[Records from a data source]
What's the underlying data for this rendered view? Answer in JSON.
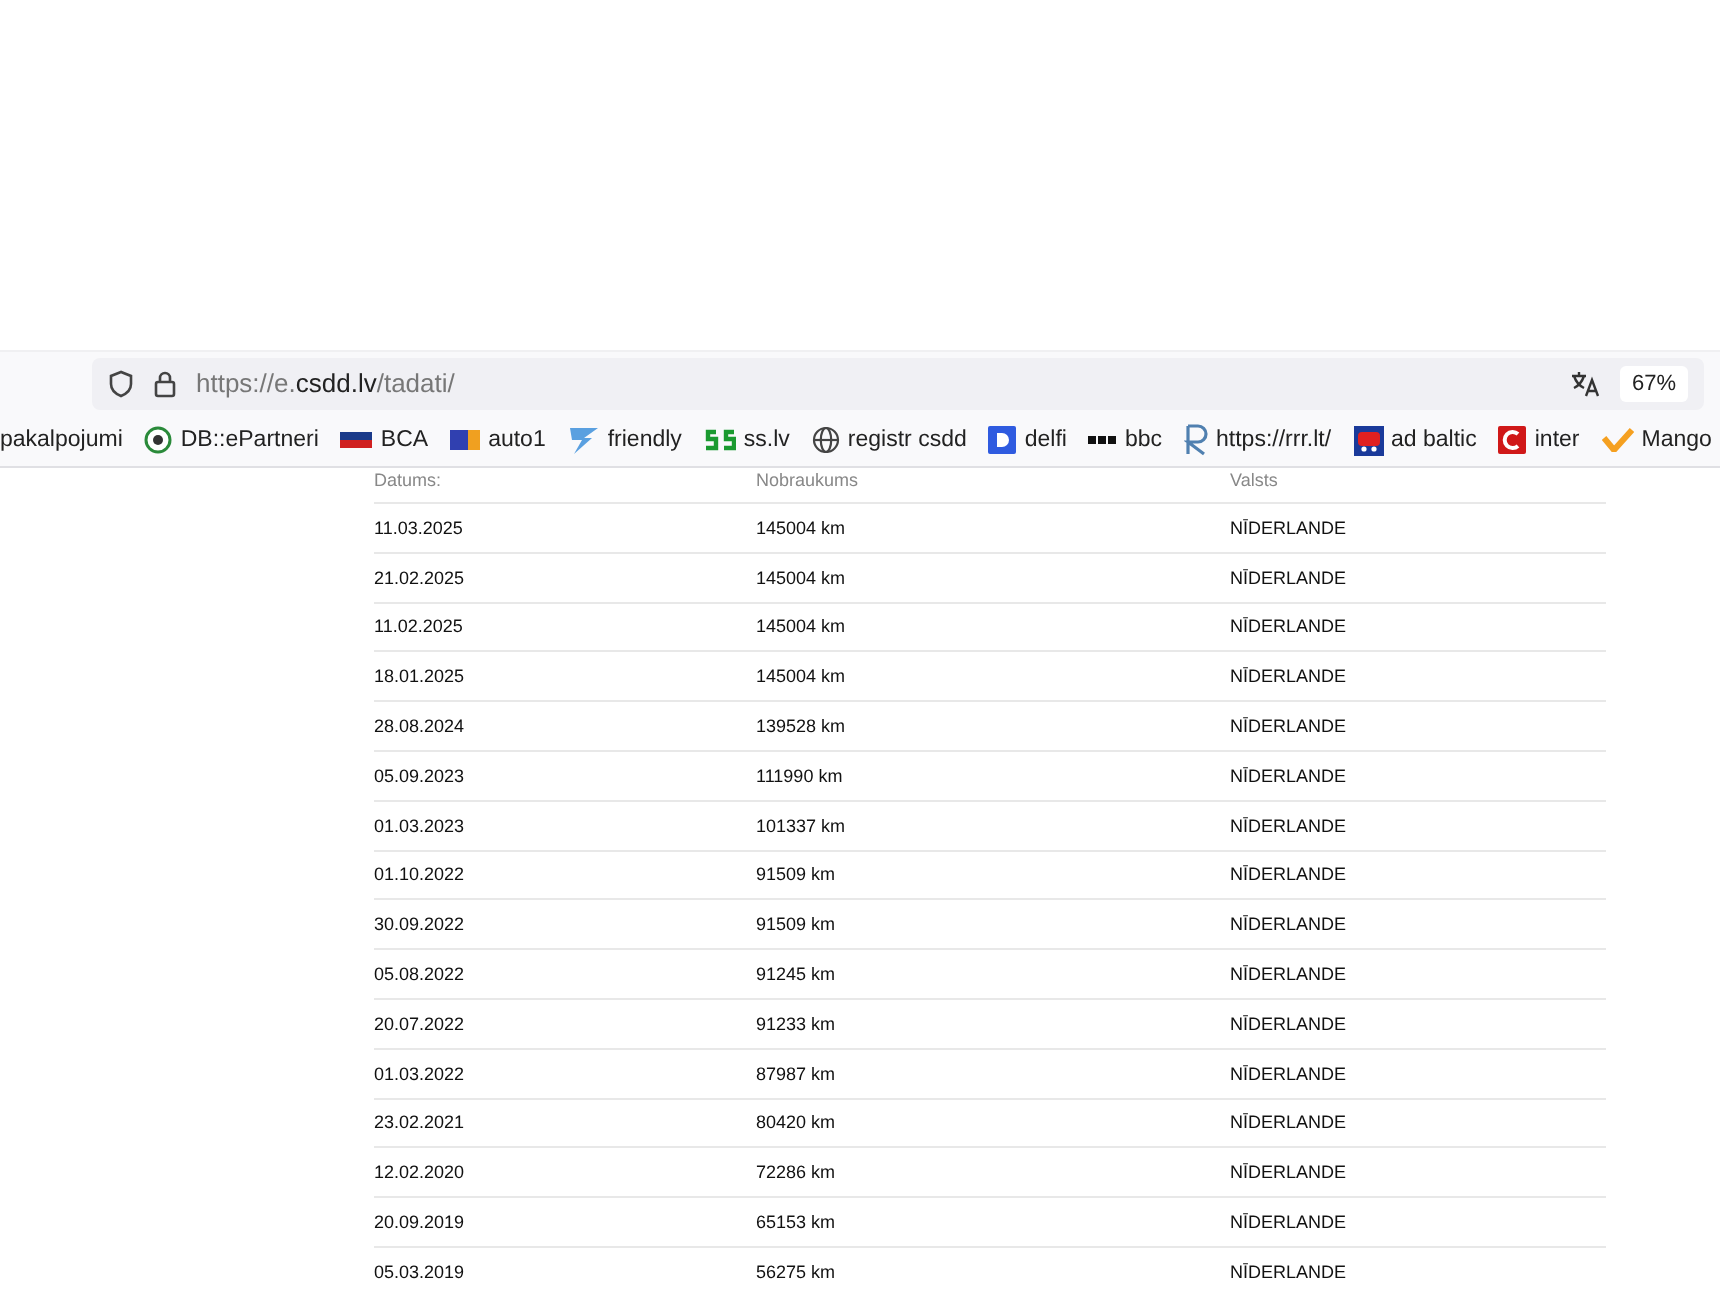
{
  "address_bar": {
    "url_prefix": "https://e.",
    "url_domain": "csdd.lv",
    "url_path": "/tadati/",
    "zoom": "67%"
  },
  "bookmarks": [
    {
      "label": "pakalpojumi"
    },
    {
      "label": "DB::ePartneri"
    },
    {
      "label": "BCA"
    },
    {
      "label": "auto1"
    },
    {
      "label": "friendly"
    },
    {
      "label": "ss.lv"
    },
    {
      "label": "registr csdd"
    },
    {
      "label": "delfi"
    },
    {
      "label": "bbc"
    },
    {
      "label": "https://rrr.lt/"
    },
    {
      "label": "ad baltic"
    },
    {
      "label": "inter"
    },
    {
      "label": "Mango"
    }
  ],
  "table": {
    "columns": [
      "Datums:",
      "Nobraukums",
      "Valsts"
    ],
    "rows": [
      [
        "11.03.2025",
        "145004 km",
        "NĪDERLANDE"
      ],
      [
        "21.02.2025",
        "145004 km",
        "NĪDERLANDE"
      ],
      [
        "11.02.2025",
        "145004 km",
        "NĪDERLANDE"
      ],
      [
        "18.01.2025",
        "145004 km",
        "NĪDERLANDE"
      ],
      [
        "28.08.2024",
        "139528 km",
        "NĪDERLANDE"
      ],
      [
        "05.09.2023",
        "111990 km",
        "NĪDERLANDE"
      ],
      [
        "01.03.2023",
        "101337 km",
        "NĪDERLANDE"
      ],
      [
        "01.10.2022",
        "91509 km",
        "NĪDERLANDE"
      ],
      [
        "30.09.2022",
        "91509 km",
        "NĪDERLANDE"
      ],
      [
        "05.08.2022",
        "91245 km",
        "NĪDERLANDE"
      ],
      [
        "20.07.2022",
        "91233 km",
        "NĪDERLANDE"
      ],
      [
        "01.03.2022",
        "87987 km",
        "NĪDERLANDE"
      ],
      [
        "23.02.2021",
        "80420 km",
        "NĪDERLANDE"
      ],
      [
        "12.02.2020",
        "72286 km",
        "NĪDERLANDE"
      ],
      [
        "20.09.2019",
        "65153 km",
        "NĪDERLANDE"
      ],
      [
        "05.03.2019",
        "56275 km",
        "NĪDERLANDE"
      ]
    ]
  }
}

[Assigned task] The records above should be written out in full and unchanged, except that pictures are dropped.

[Task response]
What's the underlying data for this rendered view? Answer in JSON.
{
  "address_bar": {
    "url_prefix": "https://e.",
    "url_domain": "csdd.lv",
    "url_path": "/tadati/",
    "zoom": "67%"
  },
  "bookmarks": [
    {
      "label": "pakalpojumi"
    },
    {
      "label": "DB::ePartneri"
    },
    {
      "label": "BCA"
    },
    {
      "label": "auto1"
    },
    {
      "label": "friendly"
    },
    {
      "label": "ss.lv"
    },
    {
      "label": "registr csdd"
    },
    {
      "label": "delfi"
    },
    {
      "label": "bbc"
    },
    {
      "label": "https://rrr.lt/"
    },
    {
      "label": "ad baltic"
    },
    {
      "label": "inter"
    },
    {
      "label": "Mango"
    }
  ],
  "table": {
    "columns": [
      "Datums:",
      "Nobraukums",
      "Valsts"
    ],
    "rows": [
      [
        "11.03.2025",
        "145004 km",
        "NĪDERLANDE"
      ],
      [
        "21.02.2025",
        "145004 km",
        "NĪDERLANDE"
      ],
      [
        "11.02.2025",
        "145004 km",
        "NĪDERLANDE"
      ],
      [
        "18.01.2025",
        "145004 km",
        "NĪDERLANDE"
      ],
      [
        "28.08.2024",
        "139528 km",
        "NĪDERLANDE"
      ],
      [
        "05.09.2023",
        "111990 km",
        "NĪDERLANDE"
      ],
      [
        "01.03.2023",
        "101337 km",
        "NĪDERLANDE"
      ],
      [
        "01.10.2022",
        "91509 km",
        "NĪDERLANDE"
      ],
      [
        "30.09.2022",
        "91509 km",
        "NĪDERLANDE"
      ],
      [
        "05.08.2022",
        "91245 km",
        "NĪDERLANDE"
      ],
      [
        "20.07.2022",
        "91233 km",
        "NĪDERLANDE"
      ],
      [
        "01.03.2022",
        "87987 km",
        "NĪDERLANDE"
      ],
      [
        "23.02.2021",
        "80420 km",
        "NĪDERLANDE"
      ],
      [
        "12.02.2020",
        "72286 km",
        "NĪDERLANDE"
      ],
      [
        "20.09.2019",
        "65153 km",
        "NĪDERLANDE"
      ],
      [
        "05.03.2019",
        "56275 km",
        "NĪDERLANDE"
      ]
    ]
  }
}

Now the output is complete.